Gupta and Wang (2010) “sturdy”, “stable”          
Howard (2011) “low-cost”, “low carbon footprint” (p. 53)         
Jha and Krishnan (2013) “low-priced, value products that can drive profits through volumes”, “affordable, value products that meet the needs of resource-constrained customers” (p. 250)         
Kahle et al. (2013) “low-cost”, “offer high value”, “fulfil the requirements of awareness, access, affordability, and availability” (p. 221)        
Kumar (2008) “value for money” (p. 251)          
Kumar and Puranam (2012) “robustness”, “portability”, “defeaturing”, “leapfrog technology”, “megascale production”, “service ecosystem”     
Leavy (2014) “Affordability and sustainability” (p. 36)         
Lim et al. (2013) “resource-saving product for low income consumers” (p. 393)          
Mandal (2014) “low-cost solutions using homegrown or self-created technologies, often born out of dire need” (p. 11)          
Mukerjee (2012) “tailor made”, “right value proposition”, “affordability becomes the key issue”        
Nocera (2012) “light and highly manufacturable as well as robust and low maintenance” (p. 47)          
Ojha (2014) “high-end low-cost technology products for markets such as India, which are demanding in terms of features of the products and/or services offered but are also demanding in terms of the price” (p. 8)          
Pawlowski (2013) “Frugal innovation is about creating highly scalable products which have reduced functionalities while reducing costs” (p. 527)        
Prabhu and Gupta (2014) “Frugal innovations in products are vital in developing countries to reach price sensitive customers that seek robust products at low prices” (p. 3309)          
Radjou and Prabhu (2013) “ability to generate considerably more business and social value while significantly reducing the use of scarce resources” (p. 1)          
Rao (2014) “low-budget” (p. 44), “economic usage of resources”, “avoiding obesity” (p. 45)          
Sehgal et al. (2011) “Cost discipline is an intrinsic part of the process but, rather than simply cutting existing costs, frugal engineering seeks to avoid needless costs in the first place” (p. 33), “maximising value to the customer while minimising non-essential costs” (p. 35), “The ultimate goal of frugal engineering is basic: to provide the essential functions people need” (p. 35)        

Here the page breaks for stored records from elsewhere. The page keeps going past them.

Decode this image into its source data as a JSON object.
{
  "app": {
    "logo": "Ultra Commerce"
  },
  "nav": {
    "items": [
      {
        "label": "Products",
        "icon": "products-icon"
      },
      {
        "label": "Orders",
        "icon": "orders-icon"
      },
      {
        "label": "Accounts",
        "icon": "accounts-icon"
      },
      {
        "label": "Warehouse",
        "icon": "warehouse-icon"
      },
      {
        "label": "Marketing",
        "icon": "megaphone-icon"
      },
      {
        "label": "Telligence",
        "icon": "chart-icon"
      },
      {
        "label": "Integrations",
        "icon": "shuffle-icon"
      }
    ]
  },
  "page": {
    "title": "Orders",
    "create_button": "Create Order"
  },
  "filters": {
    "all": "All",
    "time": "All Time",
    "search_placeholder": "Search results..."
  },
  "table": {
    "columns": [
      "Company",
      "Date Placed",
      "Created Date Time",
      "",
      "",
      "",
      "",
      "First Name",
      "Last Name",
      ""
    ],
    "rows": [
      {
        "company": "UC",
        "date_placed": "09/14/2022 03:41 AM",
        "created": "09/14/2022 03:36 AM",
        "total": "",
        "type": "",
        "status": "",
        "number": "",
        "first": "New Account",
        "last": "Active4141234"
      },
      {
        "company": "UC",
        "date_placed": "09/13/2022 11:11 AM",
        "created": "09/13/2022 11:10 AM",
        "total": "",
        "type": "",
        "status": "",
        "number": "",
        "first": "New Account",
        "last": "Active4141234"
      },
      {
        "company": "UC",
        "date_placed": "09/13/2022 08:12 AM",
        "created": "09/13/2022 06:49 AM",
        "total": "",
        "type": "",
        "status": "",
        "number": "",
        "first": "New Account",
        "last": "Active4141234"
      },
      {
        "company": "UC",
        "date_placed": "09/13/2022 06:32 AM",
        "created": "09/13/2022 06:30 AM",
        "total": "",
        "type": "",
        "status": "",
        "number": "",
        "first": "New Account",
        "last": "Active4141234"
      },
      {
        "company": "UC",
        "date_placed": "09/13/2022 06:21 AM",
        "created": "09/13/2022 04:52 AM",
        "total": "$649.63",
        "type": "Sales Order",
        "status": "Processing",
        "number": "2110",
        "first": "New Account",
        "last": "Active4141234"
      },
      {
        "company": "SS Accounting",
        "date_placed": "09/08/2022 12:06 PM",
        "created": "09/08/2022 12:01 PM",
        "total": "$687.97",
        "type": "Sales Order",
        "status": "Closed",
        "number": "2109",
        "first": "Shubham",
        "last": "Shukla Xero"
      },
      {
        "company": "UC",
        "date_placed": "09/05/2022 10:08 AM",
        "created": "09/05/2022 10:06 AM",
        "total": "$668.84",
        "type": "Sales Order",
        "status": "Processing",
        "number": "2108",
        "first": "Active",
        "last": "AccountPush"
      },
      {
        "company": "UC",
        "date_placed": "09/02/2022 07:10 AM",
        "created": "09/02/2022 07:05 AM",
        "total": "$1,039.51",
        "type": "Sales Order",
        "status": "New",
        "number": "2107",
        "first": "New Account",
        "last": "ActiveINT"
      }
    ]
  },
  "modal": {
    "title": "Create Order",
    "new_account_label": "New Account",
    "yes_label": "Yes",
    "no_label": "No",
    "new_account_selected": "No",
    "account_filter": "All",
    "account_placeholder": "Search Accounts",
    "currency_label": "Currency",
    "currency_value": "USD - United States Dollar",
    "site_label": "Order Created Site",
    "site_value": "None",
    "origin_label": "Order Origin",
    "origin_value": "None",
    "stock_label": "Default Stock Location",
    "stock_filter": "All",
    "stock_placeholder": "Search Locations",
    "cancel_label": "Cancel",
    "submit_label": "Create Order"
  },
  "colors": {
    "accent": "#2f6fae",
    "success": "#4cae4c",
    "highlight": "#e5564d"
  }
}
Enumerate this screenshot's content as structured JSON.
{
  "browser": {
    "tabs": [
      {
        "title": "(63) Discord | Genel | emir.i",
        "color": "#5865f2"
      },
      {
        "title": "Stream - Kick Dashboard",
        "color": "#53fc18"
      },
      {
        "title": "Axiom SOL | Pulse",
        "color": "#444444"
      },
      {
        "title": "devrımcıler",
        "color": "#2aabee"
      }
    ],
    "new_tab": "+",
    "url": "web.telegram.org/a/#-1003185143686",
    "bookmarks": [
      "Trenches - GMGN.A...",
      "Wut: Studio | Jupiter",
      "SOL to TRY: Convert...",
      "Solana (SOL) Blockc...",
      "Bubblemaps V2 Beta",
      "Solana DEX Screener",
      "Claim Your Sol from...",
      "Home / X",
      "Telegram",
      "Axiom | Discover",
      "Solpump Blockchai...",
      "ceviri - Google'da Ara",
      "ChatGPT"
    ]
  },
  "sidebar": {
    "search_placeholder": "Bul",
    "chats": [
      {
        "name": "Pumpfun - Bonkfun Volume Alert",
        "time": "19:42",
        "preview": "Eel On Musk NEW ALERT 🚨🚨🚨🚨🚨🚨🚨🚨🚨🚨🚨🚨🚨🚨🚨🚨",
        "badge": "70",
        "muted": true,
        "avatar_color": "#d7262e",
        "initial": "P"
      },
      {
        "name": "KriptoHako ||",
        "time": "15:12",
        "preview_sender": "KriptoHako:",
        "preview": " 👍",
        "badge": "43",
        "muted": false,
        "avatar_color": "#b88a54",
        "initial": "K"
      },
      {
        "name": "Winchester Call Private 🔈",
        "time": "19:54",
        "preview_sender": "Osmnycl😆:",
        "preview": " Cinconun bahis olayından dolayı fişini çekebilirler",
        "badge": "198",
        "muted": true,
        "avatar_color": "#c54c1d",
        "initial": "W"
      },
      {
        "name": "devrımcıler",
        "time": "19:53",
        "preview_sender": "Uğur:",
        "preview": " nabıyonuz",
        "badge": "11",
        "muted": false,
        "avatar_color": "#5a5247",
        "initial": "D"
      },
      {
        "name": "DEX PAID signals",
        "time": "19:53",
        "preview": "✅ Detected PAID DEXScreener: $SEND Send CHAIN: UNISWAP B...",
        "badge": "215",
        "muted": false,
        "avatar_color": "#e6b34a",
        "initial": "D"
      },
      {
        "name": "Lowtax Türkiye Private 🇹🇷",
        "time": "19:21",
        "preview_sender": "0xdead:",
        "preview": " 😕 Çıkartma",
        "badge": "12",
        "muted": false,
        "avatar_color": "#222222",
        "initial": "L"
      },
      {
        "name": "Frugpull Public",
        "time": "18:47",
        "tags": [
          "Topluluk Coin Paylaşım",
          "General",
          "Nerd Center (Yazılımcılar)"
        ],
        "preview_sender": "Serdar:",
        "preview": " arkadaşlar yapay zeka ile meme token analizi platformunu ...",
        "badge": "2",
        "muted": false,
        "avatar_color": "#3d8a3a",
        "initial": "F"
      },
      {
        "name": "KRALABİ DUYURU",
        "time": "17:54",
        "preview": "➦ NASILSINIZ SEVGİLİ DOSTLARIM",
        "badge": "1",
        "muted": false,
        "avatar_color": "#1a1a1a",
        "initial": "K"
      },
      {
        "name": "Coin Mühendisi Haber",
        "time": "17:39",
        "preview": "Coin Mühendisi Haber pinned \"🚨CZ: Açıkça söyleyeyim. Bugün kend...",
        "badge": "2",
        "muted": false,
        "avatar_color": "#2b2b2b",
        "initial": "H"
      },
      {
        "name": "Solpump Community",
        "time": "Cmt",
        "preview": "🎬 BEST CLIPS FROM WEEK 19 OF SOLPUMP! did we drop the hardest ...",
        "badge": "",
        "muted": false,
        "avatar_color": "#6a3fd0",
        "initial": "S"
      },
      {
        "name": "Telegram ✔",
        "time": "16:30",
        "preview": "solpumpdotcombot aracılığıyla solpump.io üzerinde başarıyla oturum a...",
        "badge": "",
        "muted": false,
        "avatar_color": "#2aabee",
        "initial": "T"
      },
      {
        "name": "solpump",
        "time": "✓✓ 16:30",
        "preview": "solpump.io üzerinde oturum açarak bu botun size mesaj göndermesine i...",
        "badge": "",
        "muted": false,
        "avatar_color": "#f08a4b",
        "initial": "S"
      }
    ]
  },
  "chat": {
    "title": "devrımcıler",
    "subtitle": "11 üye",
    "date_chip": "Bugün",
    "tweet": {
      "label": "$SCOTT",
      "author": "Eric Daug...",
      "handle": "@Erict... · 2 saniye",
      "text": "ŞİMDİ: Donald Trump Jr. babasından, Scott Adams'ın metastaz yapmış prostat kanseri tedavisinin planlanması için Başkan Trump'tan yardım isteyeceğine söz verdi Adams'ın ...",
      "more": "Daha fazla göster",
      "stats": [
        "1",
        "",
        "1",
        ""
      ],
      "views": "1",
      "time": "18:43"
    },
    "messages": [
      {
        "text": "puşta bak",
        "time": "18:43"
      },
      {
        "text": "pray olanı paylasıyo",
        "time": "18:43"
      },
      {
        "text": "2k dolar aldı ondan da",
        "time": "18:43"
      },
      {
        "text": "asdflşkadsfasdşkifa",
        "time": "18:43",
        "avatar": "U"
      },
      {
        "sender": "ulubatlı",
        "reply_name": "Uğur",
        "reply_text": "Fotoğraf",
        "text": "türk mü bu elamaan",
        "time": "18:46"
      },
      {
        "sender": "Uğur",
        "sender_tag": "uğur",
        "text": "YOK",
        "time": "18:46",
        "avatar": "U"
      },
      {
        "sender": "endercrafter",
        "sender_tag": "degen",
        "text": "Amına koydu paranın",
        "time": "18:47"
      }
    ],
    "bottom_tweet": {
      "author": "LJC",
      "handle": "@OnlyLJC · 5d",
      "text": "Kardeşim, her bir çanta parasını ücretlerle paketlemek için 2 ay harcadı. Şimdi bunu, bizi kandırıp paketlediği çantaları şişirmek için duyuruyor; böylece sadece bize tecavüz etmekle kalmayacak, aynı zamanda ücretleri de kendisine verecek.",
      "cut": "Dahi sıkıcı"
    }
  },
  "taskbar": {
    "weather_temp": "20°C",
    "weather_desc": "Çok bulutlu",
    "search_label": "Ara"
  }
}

Sharma and Iyer (2012) “frugal engineering that reduces material use (thereby reducing burden on supply chain) and meets green marketing objectives at much lower, and therefore, more affordable prices” (p. 599)         
Soni and Krishnan (2014) “meeting the desired objective with a good-enough, economical means” (p. 31)         
The Economist (2012) “unnecessary frills stripped out”         
The Economist (2010) “trying to reduce the cost of something in order to make it affordable”          
Tiwari and Herstatt (2012) “seek to minimize the use of material and financial resources in the complete value chain (development, manufacturing, distribution, consumption, and disposal) with the objective of reducing the cost of ownership while fulfilling or even exceeding certain pre-defined criteria of acceptable quality standards” (p. 98)         
Wooldridge (2010) “Instead of adding ever more bells and whistles, they strip the products down to their bare essentials”, “Frugal products need to be tough and easy to use” (p. 3)        
Zeschky et al. (2011) “We have adopted the term frugal innovation, defined as responding to severe resource constraints with products having extreme cost advantages compared to existing solutions” (p. 39)          
Zeschky et al. (2014) “new functionality at a lower cost” (p. 23), “entirely new applications at much lower price points than existing solutions” (p. 23)        
  1. aThis column lists the attributes and characterisations of frugal innovation used in literature. If articles adopted them from other articles, we do not refer to the original source